### SOURCE INFORMATION
····················

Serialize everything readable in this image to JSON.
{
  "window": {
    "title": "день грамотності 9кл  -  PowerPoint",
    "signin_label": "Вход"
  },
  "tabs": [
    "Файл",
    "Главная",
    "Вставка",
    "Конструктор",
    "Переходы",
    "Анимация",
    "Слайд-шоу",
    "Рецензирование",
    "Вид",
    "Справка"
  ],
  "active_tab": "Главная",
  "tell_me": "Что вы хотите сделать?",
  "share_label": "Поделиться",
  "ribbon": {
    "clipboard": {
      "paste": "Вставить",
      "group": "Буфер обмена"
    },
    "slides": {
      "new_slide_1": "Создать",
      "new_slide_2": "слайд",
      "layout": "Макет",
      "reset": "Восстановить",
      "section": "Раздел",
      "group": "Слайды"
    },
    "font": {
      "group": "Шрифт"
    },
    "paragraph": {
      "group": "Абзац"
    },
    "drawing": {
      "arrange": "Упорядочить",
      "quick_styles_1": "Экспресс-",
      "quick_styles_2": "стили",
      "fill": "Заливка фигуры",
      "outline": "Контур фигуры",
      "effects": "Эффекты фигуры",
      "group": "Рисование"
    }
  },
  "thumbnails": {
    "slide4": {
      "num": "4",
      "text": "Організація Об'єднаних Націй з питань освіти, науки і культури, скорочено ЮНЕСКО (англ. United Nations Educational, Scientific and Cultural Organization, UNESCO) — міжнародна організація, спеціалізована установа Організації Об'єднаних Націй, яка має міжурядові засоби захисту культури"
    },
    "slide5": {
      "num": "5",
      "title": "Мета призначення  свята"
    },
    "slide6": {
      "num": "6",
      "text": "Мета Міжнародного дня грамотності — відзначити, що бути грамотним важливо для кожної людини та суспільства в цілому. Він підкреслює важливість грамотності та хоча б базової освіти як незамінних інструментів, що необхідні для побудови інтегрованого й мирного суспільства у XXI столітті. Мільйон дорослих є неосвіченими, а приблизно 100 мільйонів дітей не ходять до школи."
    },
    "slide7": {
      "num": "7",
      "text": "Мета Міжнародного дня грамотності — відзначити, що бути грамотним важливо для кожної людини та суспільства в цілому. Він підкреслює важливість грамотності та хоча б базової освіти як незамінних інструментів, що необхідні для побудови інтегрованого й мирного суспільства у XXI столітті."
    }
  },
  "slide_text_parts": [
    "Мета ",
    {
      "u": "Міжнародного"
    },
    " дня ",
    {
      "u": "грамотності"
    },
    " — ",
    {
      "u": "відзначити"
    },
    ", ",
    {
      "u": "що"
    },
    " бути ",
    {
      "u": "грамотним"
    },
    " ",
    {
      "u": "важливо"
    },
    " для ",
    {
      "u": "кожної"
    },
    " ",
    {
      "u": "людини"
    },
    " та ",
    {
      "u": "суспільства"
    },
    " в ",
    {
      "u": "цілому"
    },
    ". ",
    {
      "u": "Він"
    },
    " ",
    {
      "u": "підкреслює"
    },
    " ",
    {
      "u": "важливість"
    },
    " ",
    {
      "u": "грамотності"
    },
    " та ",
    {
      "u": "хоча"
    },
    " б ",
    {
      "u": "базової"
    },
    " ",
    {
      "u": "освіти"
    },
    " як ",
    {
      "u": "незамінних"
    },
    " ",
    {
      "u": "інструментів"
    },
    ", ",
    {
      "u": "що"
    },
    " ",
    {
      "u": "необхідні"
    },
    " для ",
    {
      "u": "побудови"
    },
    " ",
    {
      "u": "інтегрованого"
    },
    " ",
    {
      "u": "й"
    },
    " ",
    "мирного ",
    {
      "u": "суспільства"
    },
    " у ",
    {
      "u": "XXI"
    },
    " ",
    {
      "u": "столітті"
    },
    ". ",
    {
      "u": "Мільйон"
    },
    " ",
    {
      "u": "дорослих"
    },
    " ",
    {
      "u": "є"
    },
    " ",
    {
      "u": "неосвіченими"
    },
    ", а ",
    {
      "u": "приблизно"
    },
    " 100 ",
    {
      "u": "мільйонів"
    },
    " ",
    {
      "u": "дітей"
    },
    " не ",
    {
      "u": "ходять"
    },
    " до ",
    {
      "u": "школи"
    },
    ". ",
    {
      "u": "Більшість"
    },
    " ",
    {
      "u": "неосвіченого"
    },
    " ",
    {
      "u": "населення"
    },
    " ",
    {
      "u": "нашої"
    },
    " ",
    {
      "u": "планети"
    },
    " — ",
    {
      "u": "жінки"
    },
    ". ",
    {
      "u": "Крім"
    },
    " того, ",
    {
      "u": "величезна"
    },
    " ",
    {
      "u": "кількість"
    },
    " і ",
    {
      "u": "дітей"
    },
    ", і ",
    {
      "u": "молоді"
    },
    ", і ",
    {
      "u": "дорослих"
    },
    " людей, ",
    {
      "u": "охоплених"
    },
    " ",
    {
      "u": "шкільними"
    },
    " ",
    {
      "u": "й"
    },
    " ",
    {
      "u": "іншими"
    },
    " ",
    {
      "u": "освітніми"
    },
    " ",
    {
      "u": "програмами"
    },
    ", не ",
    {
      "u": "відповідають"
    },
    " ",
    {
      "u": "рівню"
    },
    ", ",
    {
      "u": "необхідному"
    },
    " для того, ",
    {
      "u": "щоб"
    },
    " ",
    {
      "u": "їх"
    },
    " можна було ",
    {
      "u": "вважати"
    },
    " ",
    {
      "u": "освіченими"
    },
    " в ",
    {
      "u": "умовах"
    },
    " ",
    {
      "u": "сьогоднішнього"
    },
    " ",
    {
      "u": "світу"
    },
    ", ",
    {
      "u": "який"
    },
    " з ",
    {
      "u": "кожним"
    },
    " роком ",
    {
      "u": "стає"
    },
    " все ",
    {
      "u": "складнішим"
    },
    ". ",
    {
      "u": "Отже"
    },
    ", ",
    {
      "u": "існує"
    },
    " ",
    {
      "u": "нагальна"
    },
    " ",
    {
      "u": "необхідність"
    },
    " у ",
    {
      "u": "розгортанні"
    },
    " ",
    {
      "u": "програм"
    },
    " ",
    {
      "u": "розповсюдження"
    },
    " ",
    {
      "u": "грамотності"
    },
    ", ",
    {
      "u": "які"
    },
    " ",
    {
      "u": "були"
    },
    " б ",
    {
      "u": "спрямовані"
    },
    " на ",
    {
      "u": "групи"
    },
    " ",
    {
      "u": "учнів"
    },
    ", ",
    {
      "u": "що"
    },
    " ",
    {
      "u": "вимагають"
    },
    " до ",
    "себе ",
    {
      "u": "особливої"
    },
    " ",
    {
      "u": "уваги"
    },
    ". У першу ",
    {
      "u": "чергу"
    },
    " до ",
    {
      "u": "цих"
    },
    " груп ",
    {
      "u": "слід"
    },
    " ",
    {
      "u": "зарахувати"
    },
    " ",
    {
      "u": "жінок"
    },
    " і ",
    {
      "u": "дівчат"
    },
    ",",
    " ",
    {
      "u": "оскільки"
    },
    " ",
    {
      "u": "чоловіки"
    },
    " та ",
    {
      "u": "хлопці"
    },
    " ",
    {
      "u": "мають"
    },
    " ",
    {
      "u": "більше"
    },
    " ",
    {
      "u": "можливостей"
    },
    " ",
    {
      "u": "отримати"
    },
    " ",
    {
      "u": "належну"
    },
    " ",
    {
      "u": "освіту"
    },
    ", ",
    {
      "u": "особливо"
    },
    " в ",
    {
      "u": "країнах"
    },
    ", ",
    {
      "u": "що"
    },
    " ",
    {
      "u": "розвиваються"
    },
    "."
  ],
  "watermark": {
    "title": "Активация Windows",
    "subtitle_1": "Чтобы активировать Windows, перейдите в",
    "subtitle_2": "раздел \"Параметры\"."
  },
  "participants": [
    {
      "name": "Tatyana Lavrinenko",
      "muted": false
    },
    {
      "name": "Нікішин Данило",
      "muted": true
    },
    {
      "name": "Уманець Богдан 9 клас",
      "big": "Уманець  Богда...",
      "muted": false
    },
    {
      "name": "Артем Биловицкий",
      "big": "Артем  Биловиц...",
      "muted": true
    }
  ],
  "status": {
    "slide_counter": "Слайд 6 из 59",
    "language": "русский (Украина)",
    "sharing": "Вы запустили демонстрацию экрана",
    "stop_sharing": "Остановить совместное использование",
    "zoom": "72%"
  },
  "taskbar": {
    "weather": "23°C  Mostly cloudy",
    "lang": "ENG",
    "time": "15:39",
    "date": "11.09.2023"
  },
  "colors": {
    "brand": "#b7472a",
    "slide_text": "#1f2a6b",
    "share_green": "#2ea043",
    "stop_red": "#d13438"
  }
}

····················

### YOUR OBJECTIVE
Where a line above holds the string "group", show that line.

### EXPECTED ANSWER
      "group": "Буфер обмена"
      "group": "Слайды"
      "group": "Шрифт"
      "group": "Абзац"
      "group": "Рисование"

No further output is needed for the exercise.